On a visit to Montreal, I was taking in the haut cuisine in the hipster area of this old city. Picking a place to eat was difficult but thoroughly worth the trouble.
Once seated and with menu in hand, I began the grueling task of deciding what gastronomical pleasures would be mine this day. To my surprise the menu was completely in French. Knowing that Canadians have an English/French heritage, I politely hailed the waiter and ask for an English menu. After all I was in Canada, one of the largest English speaking countries in the world!
The waiter looked at me after I asked if there was a English menu and spoke in French. I was a bit dazed because my French was all but non-existent. I had taken French from Ms. Miakami in high school but that was a lifetime ago. So I did what all good Americans do when attempting to speak a language they don’t know, I accented my English. If my memory serves me I may have used a slight Italian accent which wasn’t easing international tensions.
My mind raced for solutions. Could I stand up and ask if anyone in the restaurant spoke English? My image management personality wasn’t going to allow me to face that kind of humiliation so I reached back for Ms. Miakami’s instruction.
I took a deep breath an dribbled out, “Ne parle pas Francais.” I was utterly stunned when I heard this waiter speak in perfect, unbroken ENGLISH, “Oh you don’t speak French.” Fortunately I was stunned or I might have reached out to do bodily harm to him. In the last 3 minutes he put me through socio-linguistic hell, if there is such a thing.
Language is a personal thing. Handling it respectfully communicates dignity and worth. A simple attempt at speaking in French rather than defaulting to my own personal taste and comfort would have shouted respect for his life and culture. But because of my internal demands I wanted him to respect me without showing the property respect for him. The sad fact I was on his turf not on mine but that didn’t effect my internal demand. Sociologist would call that a bad case of “ethnocentrism.” I am guilty!
I wonder why it is people from my tribe, followers of Christ seem to be guilty of “ethnocentrism” when it comes to communicating the life altering truths of the Bible. We’ve created a culture with our own language that allows us to talk to one another efficiently and sometime effectively. But it keeps outsiders in the dark.
It is a commonly referred to and often ridiculed language known as Christianese. Not only does it have a listing in Wikipedia but it also has a Facebook page and numerous entertaining youtube videos. Here is a sample:
10 part tape series on How to Speak Christianese
Often we/I quote I Corinthians 9:19-23

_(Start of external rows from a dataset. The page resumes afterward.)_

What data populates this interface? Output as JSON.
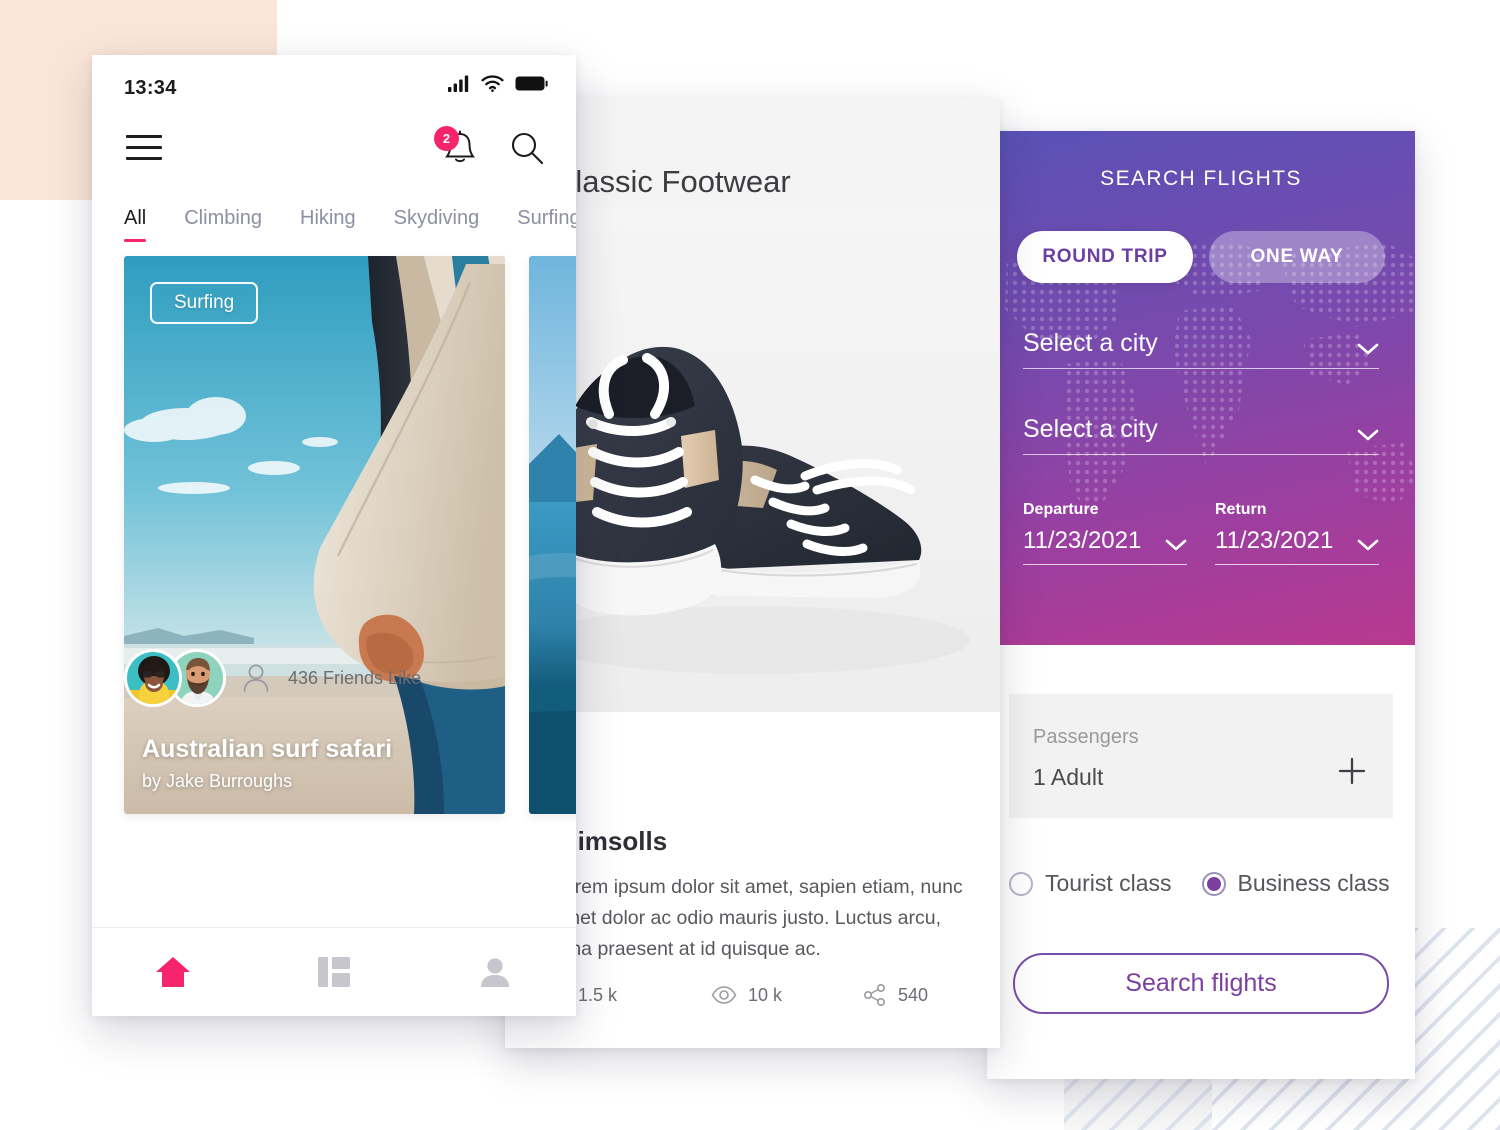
{
  "phone": {
    "statusbar": {
      "time": "13:34",
      "icons": [
        "signal-icon",
        "wifi-icon",
        "battery-icon"
      ]
    },
    "appbar": {
      "menu_icon": "hamburger-menu-icon",
      "bell_icon": "notification-bell-icon",
      "bell_badge": "2",
      "search_icon": "search-icon"
    },
    "tabs": [
      {
        "label": "All",
        "active": true
      },
      {
        "label": "Climbing",
        "active": false
      },
      {
        "label": "Hiking",
        "active": false
      },
      {
        "label": "Skydiving",
        "active": false
      },
      {
        "label": "Surfing",
        "active": false
      }
    ],
    "feed_card": {
      "category_badge": "Surfing",
      "title": "Australian surf safari",
      "byline": "by Jake Burroughs"
    },
    "friends": {
      "person_icon": "person-outline-icon",
      "count_label": "436 Friends Like"
    },
    "bottom_nav": [
      {
        "icon": "home-icon",
        "active": true
      },
      {
        "icon": "dashboard-grid-icon",
        "active": false
      },
      {
        "icon": "profile-person-icon",
        "active": false
      }
    ]
  },
  "product": {
    "header_title": "Classic Footwear",
    "name": "Plimsolls",
    "description": "Lorem ipsum dolor sit amet, sapien etiam, nunc amet dolor ac odio mauris justo. Luctus arcu, urna praesent at id quisque ac.",
    "stats": [
      {
        "icon": "heart-icon",
        "value": "1.5 k"
      },
      {
        "icon": "eye-icon",
        "value": "10 k"
      },
      {
        "icon": "share-icon",
        "value": "540"
      }
    ]
  },
  "flights": {
    "title": "SEARCH FLIGHTS",
    "trip_types": [
      {
        "label": "ROUND TRIP",
        "active": true
      },
      {
        "label": "ONE WAY",
        "active": false
      }
    ],
    "origin": {
      "value": "Select a city",
      "chevron": "chevron-down-icon"
    },
    "destination": {
      "value": "Select a city",
      "chevron": "chevron-down-icon"
    },
    "departure": {
      "label": "Departure",
      "value": "11/23/2021",
      "chevron": "chevron-down-icon"
    },
    "return": {
      "label": "Return",
      "value": "11/23/2021",
      "chevron": "chevron-down-icon"
    },
    "passengers": {
      "label": "Passengers",
      "value": "1 Adult",
      "add_icon": "plus-icon"
    },
    "classes": [
      {
        "label": "Tourist class",
        "selected": false
      },
      {
        "label": "Business class",
        "selected": true
      }
    ],
    "search_button": "Search flights"
  },
  "colors": {
    "accent_pink": "#f5246c",
    "purple": "#7b3fa0",
    "gradient_top": "#5a51b6",
    "gradient_bottom": "#b8398f",
    "peach": "#fbe5d8",
    "stripe": "#dfe3ee"
  }
}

Eugene Peterson’s The Message interprets it this way: 19-23 Even though I am free of the demands and expectations of everyone, I have voluntarily become a servant to any and all in order to reach a wide range of people: religious, nonreligious, meticulous moralists, loose-living immoralists, the defeated, the demoralized—whoever. I didn’t take on their way of life. I kept my bearings in Christ—but I entered their world and tried to experience things from their point of view. I’ve become just about every sort of servant there is in my attempts to lead those I meet into a God-saved life. I did all this because of the Message. I didn’t just want to talk about it; I wanted to be in on it!
In an attempt to explain our “incarnational” strategies and methods of seeing people grapple with who Jesus is. Incarnation is more that going where people without Christ are. It requires learn to speak about God’s activity in our lives in ways that people understand us.
What if all of us who consider ourselves followers of Christ/Christian/Born Again Believers/your choice of term, decided to talk about our spiritual journey in normal everyday understandable language.
Try it and see if you can
- describe how you began following Jesus or
- how the Creator God made himself known in a particular moment in your life.
- t0 someone who has never heard of Jesus or the Bible.
This discipline is going to be key to seeing outbreaks of the message of Jesus among people who are not yet living as His children.
Here are some other activities:
- Respond to someone
- who has yet to discover the opportunity to live as a son or daughter of God
- who says they have a relationship with God.
- Describe the Bible and how it is organized without using terms like Old and New Testament or Gospels.
- Go back thru this post and identify the “insider” language that I use in the different tribes that I exist in.
I’d love to see the results below.
2 thoughts on “Oh, you don’t speak French?”
Good to know!!!!
Just FYI….you have a French teacher here if you ever need anything 🙂